Work request: What is the number of lines in the material below that include the word "shortcut"? Write that number and nothing more.

Records shown:
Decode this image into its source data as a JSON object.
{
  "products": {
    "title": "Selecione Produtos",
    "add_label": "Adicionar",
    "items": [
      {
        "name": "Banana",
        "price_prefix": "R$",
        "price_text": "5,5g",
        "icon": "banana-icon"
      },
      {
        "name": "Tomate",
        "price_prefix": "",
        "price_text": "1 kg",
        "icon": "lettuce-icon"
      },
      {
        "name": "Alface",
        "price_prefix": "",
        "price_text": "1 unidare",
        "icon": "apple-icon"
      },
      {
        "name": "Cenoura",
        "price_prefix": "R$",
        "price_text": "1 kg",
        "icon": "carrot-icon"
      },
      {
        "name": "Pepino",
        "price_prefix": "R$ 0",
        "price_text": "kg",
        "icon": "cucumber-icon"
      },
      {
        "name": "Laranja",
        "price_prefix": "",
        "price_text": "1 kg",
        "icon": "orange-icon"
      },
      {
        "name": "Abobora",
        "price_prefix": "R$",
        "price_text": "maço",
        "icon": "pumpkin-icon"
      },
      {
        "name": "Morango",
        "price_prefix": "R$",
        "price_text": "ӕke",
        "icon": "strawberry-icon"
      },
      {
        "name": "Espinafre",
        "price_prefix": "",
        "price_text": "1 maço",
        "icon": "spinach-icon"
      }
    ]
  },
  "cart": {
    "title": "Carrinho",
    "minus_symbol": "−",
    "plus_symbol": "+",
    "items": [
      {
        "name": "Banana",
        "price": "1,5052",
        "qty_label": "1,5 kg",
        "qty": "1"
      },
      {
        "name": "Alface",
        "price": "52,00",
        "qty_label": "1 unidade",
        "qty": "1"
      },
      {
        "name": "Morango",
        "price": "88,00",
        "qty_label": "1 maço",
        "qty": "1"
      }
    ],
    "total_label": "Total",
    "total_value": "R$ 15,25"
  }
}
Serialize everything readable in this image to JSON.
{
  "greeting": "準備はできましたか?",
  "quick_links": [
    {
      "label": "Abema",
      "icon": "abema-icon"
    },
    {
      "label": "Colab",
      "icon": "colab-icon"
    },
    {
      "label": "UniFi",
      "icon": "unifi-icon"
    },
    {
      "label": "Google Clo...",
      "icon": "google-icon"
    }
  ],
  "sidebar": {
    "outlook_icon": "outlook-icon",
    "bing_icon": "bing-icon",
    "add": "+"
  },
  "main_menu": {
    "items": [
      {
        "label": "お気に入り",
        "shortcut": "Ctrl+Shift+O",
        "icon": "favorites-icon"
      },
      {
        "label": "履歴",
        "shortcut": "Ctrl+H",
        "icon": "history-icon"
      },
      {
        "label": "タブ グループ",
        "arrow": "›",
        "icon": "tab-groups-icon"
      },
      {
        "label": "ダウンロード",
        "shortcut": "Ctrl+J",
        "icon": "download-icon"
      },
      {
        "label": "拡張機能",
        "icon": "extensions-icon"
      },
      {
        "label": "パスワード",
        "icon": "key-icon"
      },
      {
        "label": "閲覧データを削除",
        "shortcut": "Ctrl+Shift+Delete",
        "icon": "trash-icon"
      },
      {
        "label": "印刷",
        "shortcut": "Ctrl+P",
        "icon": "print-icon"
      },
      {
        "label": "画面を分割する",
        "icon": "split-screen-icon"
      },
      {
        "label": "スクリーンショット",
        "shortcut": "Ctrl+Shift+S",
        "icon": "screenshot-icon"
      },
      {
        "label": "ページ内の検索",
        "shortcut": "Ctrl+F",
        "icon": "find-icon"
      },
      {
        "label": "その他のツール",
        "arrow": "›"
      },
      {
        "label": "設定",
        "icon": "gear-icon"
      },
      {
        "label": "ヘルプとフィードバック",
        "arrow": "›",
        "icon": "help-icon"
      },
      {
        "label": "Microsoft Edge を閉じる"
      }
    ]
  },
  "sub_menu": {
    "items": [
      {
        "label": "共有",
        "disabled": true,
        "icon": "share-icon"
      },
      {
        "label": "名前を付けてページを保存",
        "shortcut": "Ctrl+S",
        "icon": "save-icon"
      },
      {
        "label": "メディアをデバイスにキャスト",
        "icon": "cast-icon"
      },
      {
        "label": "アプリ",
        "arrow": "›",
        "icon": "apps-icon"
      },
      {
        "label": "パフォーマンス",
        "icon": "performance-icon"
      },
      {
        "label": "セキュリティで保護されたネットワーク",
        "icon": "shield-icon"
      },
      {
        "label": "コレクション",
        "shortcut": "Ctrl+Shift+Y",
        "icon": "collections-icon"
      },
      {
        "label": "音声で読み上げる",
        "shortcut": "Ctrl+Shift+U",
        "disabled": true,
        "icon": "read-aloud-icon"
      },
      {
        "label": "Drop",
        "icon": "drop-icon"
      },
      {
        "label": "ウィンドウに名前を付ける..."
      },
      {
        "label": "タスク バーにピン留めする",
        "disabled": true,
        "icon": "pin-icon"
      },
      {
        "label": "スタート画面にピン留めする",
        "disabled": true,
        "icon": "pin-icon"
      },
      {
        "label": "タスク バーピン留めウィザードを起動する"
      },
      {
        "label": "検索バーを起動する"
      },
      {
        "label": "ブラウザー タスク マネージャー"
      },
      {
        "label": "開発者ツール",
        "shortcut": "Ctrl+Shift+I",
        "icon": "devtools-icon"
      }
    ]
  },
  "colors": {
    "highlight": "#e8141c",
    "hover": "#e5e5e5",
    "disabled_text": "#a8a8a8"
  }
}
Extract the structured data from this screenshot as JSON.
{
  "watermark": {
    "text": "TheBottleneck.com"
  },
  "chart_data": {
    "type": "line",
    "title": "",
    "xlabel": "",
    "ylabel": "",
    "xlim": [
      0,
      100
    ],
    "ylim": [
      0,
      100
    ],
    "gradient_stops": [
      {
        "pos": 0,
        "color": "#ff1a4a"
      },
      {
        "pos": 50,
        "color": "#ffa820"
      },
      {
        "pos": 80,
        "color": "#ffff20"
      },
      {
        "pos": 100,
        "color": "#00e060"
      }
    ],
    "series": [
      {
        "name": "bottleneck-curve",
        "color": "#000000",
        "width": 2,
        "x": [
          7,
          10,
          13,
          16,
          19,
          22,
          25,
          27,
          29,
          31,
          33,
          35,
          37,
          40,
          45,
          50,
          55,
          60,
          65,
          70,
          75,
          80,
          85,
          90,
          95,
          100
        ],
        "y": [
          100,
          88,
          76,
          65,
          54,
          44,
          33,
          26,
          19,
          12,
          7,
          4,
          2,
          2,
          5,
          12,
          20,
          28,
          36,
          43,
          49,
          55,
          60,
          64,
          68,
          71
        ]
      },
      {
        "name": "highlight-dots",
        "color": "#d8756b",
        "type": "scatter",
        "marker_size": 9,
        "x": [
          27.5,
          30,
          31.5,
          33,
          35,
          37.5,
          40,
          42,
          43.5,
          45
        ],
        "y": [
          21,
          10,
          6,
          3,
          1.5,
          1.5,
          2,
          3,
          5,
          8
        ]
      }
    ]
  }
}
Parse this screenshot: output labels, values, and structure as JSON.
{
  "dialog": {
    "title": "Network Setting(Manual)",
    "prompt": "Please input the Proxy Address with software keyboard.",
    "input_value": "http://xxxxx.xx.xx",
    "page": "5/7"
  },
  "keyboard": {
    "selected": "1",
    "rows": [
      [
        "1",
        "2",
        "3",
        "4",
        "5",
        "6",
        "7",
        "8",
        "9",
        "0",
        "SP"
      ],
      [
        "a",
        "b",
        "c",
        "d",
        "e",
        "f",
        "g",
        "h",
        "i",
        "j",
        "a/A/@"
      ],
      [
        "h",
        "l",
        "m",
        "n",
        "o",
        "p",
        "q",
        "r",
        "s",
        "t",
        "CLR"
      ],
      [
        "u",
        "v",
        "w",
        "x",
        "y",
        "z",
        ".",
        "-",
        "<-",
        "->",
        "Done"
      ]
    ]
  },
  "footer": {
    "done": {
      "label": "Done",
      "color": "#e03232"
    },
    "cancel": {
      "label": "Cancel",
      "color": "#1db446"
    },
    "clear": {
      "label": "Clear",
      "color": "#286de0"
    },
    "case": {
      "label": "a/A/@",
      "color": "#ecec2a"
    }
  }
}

Your solution: 11